(Problem to work on):
Nothing but a number belongs in the answer: how many lines of the records below contain the string "Ctrl".

----------

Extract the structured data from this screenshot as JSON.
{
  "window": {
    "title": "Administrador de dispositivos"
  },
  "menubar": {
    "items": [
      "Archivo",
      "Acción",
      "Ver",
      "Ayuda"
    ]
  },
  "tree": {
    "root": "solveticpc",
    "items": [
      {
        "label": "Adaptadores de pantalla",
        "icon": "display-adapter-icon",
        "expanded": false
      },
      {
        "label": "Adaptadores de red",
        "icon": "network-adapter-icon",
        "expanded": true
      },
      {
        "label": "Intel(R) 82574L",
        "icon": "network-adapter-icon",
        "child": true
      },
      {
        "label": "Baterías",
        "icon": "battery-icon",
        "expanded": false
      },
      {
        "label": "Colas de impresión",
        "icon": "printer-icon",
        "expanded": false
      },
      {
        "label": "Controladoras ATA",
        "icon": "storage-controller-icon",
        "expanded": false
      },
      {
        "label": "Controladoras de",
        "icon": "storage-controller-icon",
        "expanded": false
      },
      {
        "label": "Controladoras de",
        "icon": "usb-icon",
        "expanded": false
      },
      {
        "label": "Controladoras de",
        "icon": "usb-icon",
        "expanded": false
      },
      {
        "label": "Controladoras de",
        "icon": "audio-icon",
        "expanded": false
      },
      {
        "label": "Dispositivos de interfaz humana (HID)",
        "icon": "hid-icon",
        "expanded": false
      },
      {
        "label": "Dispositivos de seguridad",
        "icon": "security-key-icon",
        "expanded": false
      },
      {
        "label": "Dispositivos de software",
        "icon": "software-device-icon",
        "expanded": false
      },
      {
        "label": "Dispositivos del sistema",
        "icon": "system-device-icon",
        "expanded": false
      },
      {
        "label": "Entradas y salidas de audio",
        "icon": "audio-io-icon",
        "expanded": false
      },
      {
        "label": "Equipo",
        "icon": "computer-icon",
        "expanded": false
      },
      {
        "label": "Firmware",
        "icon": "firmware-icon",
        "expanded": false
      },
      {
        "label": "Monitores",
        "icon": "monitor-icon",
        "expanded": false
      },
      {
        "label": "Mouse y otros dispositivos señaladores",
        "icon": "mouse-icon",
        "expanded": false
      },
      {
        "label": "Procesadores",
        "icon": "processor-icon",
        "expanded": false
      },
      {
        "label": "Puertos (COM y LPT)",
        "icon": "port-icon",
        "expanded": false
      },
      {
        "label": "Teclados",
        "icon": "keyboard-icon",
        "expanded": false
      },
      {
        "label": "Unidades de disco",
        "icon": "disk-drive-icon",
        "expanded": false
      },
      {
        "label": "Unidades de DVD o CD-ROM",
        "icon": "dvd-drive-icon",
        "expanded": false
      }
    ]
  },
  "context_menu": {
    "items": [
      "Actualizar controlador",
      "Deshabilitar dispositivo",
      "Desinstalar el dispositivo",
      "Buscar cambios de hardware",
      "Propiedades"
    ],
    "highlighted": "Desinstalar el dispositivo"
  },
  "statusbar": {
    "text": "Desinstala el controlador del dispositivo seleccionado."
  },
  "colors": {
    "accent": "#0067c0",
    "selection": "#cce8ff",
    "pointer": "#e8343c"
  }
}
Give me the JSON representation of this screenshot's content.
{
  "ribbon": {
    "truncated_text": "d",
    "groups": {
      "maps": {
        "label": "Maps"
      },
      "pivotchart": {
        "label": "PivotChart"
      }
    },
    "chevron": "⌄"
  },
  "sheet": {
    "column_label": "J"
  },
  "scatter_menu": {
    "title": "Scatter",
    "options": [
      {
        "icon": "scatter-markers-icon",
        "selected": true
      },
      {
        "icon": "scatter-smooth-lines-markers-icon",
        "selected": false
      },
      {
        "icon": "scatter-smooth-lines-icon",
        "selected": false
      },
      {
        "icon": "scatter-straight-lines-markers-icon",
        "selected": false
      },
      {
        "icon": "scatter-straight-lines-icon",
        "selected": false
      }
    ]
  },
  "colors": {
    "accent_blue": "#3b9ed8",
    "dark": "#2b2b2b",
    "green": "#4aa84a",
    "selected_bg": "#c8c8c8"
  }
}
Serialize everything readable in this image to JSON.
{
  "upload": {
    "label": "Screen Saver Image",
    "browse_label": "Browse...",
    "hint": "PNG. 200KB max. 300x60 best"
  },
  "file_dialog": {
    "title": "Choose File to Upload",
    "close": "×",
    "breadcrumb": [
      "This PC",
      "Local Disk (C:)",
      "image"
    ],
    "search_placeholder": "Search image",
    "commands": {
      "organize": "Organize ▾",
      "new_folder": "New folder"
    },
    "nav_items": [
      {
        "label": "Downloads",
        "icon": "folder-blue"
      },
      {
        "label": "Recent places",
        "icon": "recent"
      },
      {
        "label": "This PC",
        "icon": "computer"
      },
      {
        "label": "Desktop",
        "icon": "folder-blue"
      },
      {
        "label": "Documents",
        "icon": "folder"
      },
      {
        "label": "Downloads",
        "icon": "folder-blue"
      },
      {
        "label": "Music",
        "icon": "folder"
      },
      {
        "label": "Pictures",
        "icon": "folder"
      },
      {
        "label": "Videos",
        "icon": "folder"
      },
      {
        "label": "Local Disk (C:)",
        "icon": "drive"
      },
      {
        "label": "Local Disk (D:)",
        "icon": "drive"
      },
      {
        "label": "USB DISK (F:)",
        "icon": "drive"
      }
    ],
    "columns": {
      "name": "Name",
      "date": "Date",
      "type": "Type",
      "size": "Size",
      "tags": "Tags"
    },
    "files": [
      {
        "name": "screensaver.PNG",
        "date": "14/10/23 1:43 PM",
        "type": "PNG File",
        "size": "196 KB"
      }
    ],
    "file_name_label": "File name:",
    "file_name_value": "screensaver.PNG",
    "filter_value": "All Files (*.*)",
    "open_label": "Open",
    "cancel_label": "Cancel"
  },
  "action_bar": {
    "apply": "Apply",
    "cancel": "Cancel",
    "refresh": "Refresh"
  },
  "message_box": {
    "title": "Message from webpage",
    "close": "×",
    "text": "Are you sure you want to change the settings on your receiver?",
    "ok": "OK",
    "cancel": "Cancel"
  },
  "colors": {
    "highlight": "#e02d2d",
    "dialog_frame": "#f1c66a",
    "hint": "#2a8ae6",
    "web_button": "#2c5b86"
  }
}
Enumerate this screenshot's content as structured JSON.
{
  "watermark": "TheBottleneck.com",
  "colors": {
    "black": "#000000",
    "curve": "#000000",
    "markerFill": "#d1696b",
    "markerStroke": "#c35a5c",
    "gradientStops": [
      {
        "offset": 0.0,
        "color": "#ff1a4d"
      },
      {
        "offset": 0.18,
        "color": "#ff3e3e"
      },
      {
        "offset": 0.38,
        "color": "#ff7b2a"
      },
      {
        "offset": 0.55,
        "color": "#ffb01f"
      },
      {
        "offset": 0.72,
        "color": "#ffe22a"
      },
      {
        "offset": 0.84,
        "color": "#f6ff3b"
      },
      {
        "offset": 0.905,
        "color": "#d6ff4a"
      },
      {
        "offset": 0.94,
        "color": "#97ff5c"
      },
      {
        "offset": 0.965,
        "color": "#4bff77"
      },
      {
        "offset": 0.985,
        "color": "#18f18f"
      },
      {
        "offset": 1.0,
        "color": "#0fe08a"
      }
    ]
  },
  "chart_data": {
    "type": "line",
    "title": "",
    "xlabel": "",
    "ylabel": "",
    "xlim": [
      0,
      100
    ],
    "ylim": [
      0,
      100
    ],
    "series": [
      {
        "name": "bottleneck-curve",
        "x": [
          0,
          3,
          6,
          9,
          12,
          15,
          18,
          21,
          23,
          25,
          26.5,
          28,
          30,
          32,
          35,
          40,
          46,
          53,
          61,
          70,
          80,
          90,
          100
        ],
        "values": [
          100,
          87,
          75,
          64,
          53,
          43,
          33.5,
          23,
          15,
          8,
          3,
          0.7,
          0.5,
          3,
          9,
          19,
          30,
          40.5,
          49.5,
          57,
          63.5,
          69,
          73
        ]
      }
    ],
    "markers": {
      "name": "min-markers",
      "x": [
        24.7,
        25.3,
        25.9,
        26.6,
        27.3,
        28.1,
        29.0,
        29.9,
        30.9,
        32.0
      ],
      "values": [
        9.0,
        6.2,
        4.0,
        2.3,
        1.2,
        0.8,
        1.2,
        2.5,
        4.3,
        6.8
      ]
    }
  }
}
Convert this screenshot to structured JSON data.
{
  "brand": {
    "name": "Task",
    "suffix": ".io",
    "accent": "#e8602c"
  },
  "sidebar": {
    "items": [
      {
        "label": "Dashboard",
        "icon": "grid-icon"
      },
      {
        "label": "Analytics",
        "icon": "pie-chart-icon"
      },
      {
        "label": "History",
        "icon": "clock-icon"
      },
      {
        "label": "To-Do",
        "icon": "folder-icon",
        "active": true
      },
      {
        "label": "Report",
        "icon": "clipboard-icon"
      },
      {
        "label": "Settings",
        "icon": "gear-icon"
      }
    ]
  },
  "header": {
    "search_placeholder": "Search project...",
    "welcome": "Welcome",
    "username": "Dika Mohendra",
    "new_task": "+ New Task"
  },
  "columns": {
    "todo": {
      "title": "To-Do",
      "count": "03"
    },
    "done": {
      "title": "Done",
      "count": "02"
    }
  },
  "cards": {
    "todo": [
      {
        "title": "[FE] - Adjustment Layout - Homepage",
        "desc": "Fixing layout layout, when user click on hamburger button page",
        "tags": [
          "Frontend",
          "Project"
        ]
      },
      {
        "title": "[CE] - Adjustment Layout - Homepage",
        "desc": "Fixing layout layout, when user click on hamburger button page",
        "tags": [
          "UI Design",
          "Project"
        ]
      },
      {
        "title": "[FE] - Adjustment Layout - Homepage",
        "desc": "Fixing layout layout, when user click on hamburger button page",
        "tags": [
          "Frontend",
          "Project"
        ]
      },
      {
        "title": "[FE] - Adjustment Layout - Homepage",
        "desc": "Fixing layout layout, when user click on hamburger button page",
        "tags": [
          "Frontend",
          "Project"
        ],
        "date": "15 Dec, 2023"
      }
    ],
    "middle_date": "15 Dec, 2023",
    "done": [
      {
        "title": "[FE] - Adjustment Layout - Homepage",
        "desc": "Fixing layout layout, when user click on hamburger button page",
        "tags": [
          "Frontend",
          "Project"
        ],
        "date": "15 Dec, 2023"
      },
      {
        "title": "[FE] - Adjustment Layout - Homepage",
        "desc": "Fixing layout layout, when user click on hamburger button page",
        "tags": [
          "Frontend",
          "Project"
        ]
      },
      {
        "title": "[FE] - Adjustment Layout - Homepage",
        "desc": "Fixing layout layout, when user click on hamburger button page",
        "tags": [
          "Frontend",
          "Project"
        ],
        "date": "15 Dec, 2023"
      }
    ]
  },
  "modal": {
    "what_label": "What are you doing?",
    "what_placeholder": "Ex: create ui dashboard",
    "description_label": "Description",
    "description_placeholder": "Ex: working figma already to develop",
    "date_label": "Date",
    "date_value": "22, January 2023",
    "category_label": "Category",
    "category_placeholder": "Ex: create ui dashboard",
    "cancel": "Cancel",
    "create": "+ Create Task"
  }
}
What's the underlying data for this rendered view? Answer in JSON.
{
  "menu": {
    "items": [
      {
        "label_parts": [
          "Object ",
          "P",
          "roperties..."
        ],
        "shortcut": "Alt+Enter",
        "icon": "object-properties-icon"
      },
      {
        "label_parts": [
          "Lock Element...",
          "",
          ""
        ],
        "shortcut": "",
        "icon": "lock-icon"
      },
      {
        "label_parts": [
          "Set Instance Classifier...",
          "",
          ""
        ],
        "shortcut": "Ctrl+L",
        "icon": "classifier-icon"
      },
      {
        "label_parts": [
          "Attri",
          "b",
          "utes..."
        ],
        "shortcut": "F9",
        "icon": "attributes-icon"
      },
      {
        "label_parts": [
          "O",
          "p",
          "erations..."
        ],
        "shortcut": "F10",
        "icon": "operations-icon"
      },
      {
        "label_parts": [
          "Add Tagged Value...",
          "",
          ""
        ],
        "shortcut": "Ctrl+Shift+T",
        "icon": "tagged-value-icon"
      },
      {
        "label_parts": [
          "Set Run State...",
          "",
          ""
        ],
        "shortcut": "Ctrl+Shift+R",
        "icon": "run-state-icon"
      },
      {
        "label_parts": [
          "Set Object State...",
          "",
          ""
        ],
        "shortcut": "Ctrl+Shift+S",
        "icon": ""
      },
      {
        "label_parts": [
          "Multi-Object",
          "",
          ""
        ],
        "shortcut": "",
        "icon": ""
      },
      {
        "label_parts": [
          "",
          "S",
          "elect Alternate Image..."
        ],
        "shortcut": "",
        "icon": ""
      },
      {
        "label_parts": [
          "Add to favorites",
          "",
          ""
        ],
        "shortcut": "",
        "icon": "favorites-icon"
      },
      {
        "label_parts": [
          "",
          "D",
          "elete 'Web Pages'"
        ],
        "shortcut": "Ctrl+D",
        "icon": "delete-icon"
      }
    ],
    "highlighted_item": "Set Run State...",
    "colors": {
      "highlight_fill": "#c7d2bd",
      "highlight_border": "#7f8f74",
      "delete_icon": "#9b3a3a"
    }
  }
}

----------

(Solution for this exercise):
5